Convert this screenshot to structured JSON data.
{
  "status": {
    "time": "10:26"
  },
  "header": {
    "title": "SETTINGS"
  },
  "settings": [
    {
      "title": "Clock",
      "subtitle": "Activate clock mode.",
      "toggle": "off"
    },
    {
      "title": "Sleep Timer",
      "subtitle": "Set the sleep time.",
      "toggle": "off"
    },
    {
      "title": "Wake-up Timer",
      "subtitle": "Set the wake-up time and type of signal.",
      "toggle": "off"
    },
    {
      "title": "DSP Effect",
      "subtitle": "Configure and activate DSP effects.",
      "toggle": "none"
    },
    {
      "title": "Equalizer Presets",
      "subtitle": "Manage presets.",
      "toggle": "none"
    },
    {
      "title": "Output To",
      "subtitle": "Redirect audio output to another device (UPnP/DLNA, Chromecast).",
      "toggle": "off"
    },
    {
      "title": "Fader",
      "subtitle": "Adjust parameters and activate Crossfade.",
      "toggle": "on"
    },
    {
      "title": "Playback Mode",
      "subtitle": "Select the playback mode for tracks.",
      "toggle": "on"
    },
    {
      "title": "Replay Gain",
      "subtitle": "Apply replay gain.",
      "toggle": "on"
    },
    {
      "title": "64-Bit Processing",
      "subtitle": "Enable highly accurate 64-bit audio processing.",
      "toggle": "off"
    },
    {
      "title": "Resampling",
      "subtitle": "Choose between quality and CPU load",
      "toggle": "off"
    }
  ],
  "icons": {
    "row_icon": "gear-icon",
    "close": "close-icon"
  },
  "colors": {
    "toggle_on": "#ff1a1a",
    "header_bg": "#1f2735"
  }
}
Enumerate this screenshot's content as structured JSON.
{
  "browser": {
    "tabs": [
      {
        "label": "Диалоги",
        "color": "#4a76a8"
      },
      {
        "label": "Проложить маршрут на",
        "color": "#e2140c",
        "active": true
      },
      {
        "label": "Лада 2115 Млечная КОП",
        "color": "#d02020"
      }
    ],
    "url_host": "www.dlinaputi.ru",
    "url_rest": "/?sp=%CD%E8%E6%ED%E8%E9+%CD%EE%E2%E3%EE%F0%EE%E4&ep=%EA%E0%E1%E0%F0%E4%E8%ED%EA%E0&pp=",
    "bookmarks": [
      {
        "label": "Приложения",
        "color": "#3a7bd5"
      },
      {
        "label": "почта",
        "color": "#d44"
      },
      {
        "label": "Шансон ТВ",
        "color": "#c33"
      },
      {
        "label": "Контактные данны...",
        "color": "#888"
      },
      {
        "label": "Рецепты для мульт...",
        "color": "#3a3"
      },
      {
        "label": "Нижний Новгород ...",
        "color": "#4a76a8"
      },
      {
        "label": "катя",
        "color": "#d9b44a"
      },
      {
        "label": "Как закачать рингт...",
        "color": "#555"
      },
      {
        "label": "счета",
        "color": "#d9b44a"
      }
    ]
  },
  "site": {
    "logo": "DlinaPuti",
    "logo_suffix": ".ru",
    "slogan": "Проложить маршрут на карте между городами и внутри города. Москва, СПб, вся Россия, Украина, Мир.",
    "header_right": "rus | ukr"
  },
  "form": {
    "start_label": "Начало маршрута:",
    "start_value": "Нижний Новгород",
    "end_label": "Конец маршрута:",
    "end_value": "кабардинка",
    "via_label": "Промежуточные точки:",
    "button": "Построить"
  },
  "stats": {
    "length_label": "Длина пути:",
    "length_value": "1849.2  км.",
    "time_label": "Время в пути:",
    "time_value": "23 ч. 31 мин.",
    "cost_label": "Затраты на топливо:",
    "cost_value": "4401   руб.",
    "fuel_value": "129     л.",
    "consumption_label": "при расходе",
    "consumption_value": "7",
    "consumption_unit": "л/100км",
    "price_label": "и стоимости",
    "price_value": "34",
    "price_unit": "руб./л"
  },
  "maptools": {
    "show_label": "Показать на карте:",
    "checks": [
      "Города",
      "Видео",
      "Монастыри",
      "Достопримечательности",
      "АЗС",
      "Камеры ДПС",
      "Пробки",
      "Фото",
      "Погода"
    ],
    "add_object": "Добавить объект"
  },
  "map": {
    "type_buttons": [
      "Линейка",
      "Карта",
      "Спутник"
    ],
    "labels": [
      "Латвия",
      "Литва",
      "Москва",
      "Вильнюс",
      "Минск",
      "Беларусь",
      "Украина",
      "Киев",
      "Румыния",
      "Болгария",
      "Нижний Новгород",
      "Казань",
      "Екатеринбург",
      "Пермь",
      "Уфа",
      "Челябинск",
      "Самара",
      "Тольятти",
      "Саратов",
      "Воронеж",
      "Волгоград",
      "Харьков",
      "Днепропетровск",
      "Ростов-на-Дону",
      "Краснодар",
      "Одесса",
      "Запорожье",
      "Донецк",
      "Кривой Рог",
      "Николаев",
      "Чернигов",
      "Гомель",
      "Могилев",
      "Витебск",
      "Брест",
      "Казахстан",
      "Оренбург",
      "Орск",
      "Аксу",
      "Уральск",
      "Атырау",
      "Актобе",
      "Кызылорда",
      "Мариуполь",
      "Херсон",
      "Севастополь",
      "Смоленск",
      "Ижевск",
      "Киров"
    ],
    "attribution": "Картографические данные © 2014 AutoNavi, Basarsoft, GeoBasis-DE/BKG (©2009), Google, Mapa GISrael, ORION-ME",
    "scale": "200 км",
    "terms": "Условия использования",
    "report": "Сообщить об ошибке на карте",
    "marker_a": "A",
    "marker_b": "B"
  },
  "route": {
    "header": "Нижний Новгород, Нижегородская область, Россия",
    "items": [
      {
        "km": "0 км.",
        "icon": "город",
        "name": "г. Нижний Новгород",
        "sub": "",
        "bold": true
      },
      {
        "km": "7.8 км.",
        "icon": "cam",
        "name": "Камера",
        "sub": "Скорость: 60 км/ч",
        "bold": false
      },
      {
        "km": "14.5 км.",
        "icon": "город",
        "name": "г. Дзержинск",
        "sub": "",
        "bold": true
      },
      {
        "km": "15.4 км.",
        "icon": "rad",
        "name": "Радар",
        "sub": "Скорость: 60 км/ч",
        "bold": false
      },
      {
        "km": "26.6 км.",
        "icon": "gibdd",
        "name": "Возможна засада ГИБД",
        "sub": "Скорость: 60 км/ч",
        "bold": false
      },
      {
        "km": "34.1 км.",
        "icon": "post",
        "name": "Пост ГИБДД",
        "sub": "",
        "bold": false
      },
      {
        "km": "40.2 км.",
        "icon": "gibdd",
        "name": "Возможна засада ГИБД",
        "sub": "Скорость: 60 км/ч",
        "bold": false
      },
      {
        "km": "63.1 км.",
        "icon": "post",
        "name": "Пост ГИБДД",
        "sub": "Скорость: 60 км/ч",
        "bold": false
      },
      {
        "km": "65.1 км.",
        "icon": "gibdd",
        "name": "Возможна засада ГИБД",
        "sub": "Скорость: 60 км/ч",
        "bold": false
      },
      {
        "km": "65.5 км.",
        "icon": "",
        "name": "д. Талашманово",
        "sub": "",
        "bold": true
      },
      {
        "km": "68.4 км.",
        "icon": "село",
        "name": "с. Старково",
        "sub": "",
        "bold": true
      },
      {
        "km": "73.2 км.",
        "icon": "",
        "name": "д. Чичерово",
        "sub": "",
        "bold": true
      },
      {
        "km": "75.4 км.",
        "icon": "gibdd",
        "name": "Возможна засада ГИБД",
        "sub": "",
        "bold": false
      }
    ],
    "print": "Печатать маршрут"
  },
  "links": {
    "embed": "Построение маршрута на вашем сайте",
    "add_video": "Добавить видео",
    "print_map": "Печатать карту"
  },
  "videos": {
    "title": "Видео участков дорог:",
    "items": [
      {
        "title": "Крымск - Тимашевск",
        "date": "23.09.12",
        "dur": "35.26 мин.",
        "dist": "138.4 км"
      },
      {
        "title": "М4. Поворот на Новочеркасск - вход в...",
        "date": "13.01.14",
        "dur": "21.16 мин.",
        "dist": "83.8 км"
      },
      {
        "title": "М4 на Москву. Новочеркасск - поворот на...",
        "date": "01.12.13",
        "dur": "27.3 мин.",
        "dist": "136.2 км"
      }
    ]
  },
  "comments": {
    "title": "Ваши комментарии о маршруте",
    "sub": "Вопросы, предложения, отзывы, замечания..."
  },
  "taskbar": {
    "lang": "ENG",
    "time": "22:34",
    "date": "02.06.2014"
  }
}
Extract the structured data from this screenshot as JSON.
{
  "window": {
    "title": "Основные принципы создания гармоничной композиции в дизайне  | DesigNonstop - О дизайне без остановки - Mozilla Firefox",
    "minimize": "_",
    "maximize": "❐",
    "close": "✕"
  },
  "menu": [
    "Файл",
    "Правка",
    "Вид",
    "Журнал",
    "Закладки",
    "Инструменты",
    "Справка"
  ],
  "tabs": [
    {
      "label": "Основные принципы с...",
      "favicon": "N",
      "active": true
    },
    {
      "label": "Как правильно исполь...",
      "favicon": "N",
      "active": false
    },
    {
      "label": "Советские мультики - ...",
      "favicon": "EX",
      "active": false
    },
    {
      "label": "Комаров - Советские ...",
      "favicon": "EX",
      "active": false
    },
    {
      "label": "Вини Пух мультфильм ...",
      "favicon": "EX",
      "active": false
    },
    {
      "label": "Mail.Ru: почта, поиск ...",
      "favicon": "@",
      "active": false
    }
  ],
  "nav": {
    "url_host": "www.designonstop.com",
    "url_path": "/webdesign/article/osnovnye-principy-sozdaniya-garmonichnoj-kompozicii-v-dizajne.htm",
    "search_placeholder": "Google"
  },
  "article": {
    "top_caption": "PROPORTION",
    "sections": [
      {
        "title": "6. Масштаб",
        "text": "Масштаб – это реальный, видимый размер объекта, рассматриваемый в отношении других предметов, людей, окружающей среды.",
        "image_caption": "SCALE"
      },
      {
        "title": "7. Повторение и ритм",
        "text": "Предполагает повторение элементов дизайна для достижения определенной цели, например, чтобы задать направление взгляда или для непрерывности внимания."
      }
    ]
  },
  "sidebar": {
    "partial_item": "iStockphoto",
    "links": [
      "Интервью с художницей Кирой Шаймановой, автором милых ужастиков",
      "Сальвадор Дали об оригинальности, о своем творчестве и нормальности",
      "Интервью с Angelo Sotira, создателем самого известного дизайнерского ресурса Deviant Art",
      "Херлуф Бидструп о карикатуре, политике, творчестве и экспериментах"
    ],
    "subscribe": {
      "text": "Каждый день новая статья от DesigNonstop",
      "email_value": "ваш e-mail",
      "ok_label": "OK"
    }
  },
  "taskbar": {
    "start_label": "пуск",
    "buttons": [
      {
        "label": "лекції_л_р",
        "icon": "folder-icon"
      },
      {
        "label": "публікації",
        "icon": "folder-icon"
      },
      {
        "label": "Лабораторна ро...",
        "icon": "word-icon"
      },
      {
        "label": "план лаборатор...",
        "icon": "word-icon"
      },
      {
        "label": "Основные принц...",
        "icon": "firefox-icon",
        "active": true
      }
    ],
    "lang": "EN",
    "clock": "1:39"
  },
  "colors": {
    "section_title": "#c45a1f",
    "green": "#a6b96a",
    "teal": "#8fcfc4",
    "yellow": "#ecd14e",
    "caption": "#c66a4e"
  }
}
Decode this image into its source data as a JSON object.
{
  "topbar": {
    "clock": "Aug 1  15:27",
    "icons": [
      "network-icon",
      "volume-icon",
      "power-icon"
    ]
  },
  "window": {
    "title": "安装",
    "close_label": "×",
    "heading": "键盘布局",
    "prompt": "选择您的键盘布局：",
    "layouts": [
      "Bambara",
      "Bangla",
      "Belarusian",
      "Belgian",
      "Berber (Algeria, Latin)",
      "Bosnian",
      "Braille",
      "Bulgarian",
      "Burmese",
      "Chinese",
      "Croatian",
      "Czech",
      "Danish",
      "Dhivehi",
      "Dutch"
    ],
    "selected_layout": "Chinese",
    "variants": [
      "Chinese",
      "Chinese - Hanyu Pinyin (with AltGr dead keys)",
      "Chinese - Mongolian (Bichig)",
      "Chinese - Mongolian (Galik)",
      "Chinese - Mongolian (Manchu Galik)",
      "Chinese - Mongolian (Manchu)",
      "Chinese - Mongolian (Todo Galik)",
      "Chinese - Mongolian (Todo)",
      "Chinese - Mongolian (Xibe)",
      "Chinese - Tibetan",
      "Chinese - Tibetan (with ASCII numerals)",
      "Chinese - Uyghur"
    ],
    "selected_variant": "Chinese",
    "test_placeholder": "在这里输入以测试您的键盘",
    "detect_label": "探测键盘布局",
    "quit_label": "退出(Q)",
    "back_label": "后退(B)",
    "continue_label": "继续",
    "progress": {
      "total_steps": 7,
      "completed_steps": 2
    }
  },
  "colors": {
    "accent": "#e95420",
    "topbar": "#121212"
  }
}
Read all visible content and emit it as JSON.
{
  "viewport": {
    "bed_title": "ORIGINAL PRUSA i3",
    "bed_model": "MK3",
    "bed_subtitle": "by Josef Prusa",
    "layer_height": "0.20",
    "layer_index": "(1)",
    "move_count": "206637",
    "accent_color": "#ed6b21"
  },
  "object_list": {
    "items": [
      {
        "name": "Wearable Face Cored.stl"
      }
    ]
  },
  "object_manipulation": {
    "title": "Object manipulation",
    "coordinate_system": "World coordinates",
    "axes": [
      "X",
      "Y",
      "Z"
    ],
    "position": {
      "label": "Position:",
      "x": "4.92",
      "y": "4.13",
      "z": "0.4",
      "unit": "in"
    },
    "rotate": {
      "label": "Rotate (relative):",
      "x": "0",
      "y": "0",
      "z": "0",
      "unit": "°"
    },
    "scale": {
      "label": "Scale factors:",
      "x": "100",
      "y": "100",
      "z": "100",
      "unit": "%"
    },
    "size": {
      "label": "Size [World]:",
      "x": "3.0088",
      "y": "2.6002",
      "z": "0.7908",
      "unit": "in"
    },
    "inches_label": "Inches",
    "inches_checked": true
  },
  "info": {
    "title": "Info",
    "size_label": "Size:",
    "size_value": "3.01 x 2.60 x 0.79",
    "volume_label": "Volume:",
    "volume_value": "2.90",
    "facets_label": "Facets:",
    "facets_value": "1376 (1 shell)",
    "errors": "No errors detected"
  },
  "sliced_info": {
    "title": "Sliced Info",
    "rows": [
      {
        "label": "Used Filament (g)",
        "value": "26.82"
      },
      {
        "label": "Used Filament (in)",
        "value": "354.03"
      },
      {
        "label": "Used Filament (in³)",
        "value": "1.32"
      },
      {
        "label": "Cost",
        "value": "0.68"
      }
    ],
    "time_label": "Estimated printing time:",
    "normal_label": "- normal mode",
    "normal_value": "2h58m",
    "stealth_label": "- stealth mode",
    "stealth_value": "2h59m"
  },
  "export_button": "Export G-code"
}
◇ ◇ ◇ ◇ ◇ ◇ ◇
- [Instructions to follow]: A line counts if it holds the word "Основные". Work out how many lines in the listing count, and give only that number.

- [Answer to this problem]: 3